The hypothermic response of mice to delta-9-tetrahydrocannabinol is enhanced by chlorpromazine, thioxanthenes, alpha-adrenoceptor antagonists and pentolinium but not by SCH 23390 or sulpiride
Chlorpromazine, given either subcutaneously (0.375 mg/kg) or unilaterally into the preoptic/anterior hypothalamic area through a chronically implanted cannula (20 micrograms), was found to enhance the hypothermic response to delta-9-tetrahydrocannabinol (THC; 5 mg/kg i.p.) in unrestrained adult male MF1 mice, kept at 22 degrees C. In mg/kg terms, chlorpromazine was no more potent when injected into the preoptic/anterior hypothalamic area than when given subcutaneously.
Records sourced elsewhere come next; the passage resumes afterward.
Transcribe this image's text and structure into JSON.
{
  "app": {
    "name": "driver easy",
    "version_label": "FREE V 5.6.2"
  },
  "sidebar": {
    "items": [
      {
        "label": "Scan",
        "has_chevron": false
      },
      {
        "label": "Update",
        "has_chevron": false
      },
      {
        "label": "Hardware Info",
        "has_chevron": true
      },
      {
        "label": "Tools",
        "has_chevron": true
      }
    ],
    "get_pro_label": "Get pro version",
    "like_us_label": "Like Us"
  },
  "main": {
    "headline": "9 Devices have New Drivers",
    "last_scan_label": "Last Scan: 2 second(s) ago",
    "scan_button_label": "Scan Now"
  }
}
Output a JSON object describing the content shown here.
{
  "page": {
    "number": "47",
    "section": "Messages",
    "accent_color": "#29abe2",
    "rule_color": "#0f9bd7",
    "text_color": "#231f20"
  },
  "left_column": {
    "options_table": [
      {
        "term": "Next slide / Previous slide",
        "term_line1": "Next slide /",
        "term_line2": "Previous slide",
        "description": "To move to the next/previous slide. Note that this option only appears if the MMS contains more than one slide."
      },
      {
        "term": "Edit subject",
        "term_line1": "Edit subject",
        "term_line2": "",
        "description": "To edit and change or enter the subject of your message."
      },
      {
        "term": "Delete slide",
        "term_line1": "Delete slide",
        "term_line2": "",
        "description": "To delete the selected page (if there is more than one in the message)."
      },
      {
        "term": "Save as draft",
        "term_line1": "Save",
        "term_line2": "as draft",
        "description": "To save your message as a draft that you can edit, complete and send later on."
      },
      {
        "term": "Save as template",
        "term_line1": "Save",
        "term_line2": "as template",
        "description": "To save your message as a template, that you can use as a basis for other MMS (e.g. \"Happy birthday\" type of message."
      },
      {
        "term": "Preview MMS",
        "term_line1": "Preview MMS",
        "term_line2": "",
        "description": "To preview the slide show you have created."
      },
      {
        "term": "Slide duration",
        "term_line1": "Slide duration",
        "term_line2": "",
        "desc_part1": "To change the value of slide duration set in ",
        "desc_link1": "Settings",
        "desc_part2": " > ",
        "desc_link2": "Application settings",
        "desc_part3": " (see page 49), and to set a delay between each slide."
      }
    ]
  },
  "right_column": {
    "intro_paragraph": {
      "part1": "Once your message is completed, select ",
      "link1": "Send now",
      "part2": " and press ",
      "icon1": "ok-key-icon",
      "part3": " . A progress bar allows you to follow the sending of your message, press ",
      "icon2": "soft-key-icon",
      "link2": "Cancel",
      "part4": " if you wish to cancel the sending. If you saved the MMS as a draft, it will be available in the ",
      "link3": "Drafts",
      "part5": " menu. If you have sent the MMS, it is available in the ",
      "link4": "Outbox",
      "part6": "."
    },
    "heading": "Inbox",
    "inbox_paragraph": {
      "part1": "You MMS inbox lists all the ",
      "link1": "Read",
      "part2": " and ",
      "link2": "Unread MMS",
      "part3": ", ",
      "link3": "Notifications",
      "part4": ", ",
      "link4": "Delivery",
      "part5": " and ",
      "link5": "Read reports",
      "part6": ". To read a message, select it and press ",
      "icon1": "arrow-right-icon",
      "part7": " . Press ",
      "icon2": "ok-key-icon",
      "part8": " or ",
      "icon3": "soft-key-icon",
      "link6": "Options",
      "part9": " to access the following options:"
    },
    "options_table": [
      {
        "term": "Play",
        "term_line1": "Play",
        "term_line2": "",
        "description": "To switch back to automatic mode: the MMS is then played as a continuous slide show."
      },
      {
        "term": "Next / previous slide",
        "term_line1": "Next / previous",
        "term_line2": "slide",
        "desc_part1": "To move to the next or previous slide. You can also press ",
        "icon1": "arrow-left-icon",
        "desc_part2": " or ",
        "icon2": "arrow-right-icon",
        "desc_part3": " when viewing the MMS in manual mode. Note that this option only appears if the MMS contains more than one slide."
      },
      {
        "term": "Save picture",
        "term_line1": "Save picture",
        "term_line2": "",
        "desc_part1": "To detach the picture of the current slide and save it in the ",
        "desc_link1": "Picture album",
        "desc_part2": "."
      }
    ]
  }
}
Phentolamine (54 micrograms) had no significant effect on hypothermia induced by THC when injected into the hypothalamus although it did enhance this response when given subcutaneously (15 mg/kg). Hypothermia induced by THC was also enhanced by flupentixol (0.375 mg/kg s.c.), piflutixol (23.4 micrograms/kg s.c.), pentolinium (5 mg/kg s.c.), prazosin (0.1875 mg/kg s.c.) and indoramin (6 mg/kg s.c.) but not by SCH 23390 (6 mg/kg s.c.) or sulpiride (40 mg/kg s.c.). When taken together with the results from a previous study, these data support the hypothesis that chlorpromazine enhances hypothermia induced in mice by THC by antagonizing alpha-adrenoceptors so as to decrease the capacity of the animals to minimise peripheral blood flow by vasoconstriction. The present data also support the hypothesis that flupentixol and piflutixol interacted with THC not by antagonizing dopamine at D1 or D2 receptors but rather by blocking alpha-adrenoceptors.